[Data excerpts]
☆ ☆ ☆ ☆ ☆

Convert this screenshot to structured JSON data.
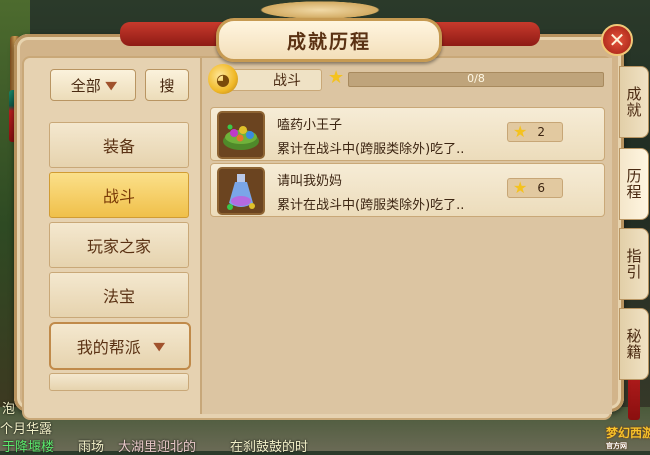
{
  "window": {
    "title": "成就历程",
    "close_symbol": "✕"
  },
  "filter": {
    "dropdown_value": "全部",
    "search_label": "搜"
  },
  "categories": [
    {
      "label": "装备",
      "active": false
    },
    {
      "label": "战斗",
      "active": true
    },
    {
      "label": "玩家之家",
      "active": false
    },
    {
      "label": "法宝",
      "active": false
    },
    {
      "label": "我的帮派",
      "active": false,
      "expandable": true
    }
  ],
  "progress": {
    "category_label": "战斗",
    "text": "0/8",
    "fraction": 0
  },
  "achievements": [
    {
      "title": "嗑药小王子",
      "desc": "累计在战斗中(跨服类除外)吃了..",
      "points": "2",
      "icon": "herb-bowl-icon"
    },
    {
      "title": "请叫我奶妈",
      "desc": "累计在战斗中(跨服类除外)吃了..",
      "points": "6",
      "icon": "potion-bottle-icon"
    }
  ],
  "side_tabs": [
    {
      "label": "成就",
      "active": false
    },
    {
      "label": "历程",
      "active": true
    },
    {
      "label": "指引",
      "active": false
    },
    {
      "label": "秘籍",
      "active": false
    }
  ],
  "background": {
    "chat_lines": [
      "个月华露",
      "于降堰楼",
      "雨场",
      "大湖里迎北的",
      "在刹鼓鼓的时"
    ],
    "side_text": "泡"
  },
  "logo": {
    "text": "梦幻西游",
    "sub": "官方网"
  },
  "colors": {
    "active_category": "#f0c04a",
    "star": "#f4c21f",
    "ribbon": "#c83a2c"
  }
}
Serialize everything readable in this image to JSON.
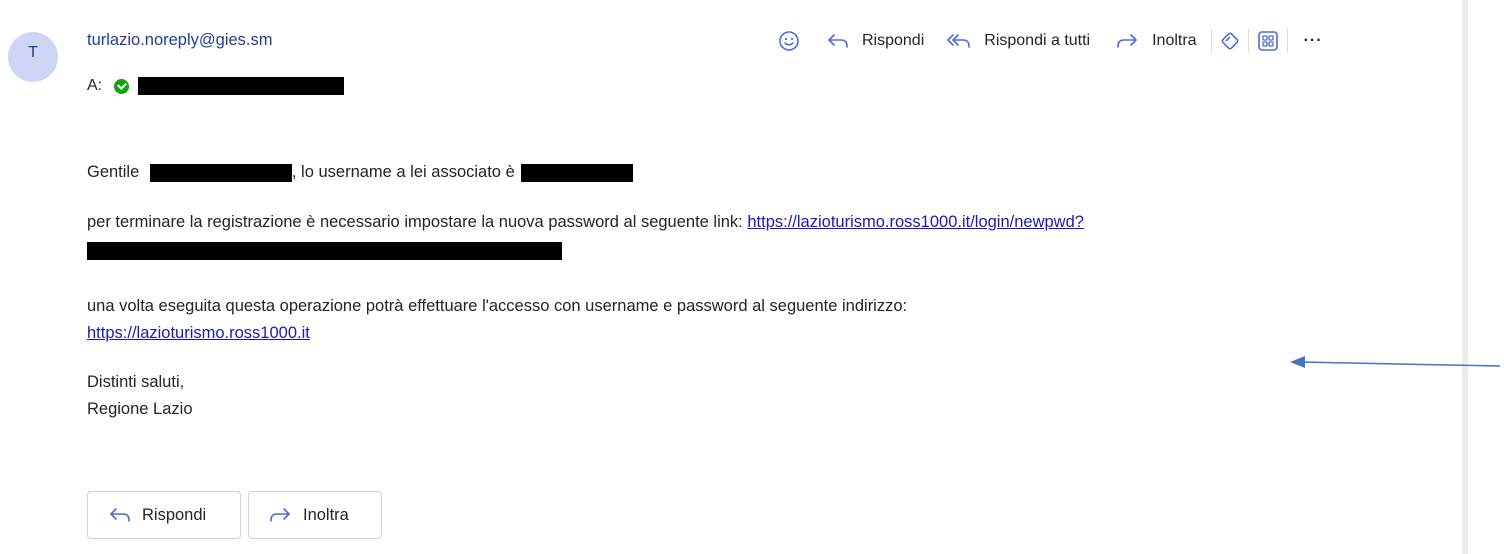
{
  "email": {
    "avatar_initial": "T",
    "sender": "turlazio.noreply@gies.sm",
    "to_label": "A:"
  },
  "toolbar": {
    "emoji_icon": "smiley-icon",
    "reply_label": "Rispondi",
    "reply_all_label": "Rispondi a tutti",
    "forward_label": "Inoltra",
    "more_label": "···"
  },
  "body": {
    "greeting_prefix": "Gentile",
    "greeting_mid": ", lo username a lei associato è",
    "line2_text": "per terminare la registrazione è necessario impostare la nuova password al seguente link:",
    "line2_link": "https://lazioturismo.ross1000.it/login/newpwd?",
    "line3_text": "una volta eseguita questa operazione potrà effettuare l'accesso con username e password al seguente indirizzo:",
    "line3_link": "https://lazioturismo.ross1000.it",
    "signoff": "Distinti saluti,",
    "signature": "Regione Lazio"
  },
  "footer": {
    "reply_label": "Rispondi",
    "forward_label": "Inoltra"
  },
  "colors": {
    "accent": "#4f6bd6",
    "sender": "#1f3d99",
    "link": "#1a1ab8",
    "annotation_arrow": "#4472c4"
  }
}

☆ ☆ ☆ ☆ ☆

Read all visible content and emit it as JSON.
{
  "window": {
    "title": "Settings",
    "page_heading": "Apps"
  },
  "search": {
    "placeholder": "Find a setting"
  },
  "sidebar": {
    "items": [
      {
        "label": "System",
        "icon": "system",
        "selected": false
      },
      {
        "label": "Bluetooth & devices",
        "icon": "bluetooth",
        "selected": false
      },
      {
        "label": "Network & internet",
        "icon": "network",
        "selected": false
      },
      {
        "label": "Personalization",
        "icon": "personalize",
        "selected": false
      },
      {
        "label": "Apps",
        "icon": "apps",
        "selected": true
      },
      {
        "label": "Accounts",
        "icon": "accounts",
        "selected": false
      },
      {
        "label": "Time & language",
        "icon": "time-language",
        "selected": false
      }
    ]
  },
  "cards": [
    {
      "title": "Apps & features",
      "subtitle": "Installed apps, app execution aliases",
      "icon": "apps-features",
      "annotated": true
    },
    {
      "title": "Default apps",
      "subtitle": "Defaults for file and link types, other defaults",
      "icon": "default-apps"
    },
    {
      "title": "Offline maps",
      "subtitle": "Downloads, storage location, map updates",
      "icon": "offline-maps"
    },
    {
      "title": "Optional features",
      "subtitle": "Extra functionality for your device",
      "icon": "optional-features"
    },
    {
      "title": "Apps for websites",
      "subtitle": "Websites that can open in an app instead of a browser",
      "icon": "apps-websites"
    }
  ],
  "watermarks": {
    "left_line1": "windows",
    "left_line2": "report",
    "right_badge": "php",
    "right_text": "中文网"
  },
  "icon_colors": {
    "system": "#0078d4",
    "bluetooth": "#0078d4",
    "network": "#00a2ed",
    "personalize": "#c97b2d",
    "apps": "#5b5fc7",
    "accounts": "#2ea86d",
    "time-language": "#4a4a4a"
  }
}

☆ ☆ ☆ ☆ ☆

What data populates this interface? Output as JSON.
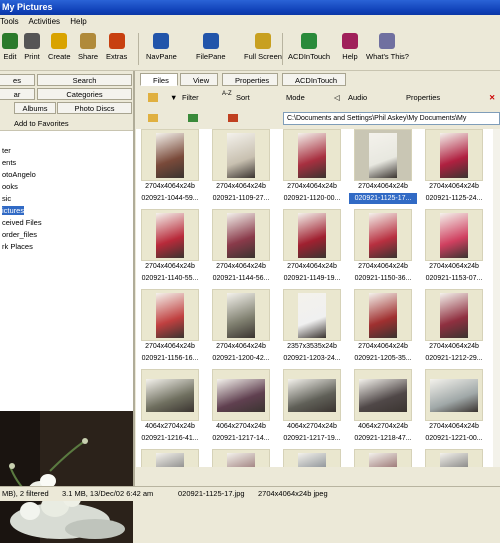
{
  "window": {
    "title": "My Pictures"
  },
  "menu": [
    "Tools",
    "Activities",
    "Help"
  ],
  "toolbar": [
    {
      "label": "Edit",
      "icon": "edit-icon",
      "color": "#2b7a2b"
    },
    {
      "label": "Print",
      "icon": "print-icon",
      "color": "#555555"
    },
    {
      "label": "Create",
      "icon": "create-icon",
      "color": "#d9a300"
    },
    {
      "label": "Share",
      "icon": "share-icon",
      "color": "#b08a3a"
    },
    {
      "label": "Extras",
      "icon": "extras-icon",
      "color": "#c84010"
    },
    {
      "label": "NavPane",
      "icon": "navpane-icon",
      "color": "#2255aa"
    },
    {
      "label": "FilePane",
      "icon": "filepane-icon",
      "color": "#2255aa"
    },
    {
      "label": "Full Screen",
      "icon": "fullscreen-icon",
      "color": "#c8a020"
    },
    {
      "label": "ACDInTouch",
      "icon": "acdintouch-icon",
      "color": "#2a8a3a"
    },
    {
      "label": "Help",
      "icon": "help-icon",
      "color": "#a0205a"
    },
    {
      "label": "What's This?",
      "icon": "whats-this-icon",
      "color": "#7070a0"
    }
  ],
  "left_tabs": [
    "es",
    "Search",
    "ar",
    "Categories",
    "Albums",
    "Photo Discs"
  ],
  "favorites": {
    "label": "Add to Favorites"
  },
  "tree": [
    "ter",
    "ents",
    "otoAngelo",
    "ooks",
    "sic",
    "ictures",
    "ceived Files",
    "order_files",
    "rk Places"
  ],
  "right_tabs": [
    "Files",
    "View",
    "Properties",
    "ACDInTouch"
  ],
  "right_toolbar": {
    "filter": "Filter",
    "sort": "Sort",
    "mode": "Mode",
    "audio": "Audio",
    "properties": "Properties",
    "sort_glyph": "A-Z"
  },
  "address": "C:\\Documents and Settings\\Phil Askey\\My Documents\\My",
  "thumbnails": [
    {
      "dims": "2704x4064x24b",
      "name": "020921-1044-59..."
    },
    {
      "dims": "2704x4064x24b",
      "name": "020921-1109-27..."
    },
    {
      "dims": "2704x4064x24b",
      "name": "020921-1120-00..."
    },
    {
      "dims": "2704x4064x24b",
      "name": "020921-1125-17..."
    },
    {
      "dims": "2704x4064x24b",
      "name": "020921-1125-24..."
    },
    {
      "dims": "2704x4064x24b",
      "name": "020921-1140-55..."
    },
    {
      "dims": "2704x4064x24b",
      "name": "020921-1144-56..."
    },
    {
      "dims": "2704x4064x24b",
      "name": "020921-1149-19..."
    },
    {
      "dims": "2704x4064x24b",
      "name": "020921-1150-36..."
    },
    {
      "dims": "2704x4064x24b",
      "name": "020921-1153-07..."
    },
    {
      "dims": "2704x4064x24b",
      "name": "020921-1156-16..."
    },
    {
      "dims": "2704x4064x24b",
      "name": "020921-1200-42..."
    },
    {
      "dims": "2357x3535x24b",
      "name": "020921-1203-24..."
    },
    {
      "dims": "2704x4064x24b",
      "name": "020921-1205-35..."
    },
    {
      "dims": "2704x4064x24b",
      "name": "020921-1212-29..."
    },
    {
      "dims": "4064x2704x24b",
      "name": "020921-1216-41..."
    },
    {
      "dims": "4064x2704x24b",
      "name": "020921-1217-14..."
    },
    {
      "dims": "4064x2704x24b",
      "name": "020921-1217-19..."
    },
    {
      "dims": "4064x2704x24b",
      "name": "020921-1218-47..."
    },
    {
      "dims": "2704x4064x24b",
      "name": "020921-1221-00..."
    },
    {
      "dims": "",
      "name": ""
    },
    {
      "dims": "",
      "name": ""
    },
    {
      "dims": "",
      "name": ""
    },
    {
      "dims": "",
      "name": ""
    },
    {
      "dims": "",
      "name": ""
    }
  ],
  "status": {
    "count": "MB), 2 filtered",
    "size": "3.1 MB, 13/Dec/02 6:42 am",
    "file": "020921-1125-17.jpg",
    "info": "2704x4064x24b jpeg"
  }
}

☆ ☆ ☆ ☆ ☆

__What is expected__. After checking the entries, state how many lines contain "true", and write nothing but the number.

__Task answer__. 5